● **What to do**: Only an exact repetition of every entry counts as the answer.

※ ※ ※

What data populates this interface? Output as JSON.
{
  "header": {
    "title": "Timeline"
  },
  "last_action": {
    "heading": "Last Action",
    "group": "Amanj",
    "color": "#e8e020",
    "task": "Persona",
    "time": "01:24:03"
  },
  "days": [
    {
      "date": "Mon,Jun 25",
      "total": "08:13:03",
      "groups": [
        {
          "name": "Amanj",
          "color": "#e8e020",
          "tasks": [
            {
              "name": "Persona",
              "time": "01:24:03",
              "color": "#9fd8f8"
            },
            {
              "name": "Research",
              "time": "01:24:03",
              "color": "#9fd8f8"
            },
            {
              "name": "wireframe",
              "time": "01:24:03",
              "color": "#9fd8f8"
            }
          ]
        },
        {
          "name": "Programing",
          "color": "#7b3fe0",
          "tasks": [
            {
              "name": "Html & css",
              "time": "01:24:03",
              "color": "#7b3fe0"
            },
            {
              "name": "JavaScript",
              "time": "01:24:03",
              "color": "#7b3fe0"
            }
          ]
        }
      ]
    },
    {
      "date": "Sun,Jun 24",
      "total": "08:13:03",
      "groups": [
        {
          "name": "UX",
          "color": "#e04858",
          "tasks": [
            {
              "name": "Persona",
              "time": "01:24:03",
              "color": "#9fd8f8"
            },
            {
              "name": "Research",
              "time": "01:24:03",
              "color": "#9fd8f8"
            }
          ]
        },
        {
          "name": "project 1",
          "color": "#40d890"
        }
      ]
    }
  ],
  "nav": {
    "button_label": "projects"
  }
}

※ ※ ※

● **Solution to this exercise**:
What data populates this interface? Output as JSON.
{
  "header": {
    "title": "Timeline"
  },
  "last_action": {
    "heading": "Last Action",
    "group": "Amanj",
    "color": "#e8e020",
    "task": "Persona",
    "time": "01:24:03"
  },
  "days": [
    {
      "date": "Mon,Jun 25",
      "total": "08:13:03",
      "groups": [
        {
          "name": "Amanj",
          "color": "#e8e020",
          "tasks": [
            {
              "name": "Persona",
              "time": "01:24:03",
              "color": "#9fd8f8"
            },
            {
              "name": "Research",
              "time": "01:24:03",
              "color": "#9fd8f8"
            },
            {
              "name": "wireframe",
              "time": "01:24:03",
              "color": "#9fd8f8"
            }
          ]
        },
        {
          "name": "Programing",
          "color": "#7b3fe0",
          "tasks": [
            {
              "name": "Html & css",
              "time": "01:24:03",
              "color": "#7b3fe0"
            },
            {
              "name": "JavaScript",
              "time": "01:24:03",
              "color": "#7b3fe0"
            }
          ]
        }
      ]
    },
    {
      "date": "Sun,Jun 24",
      "total": "08:13:03",
      "groups": [
        {
          "name": "UX",
          "color": "#e04858",
          "tasks": [
            {
              "name": "Persona",
              "time": "01:24:03",
              "color": "#9fd8f8"
            },
            {
              "name": "Research",
              "time": "01:24:03",
              "color": "#9fd8f8"
            }
          ]
        },
        {
          "name": "project 1",
          "color": "#40d890"
        }
      ]
    }
  ],
  "nav": {
    "button_label": "projects"
  }
}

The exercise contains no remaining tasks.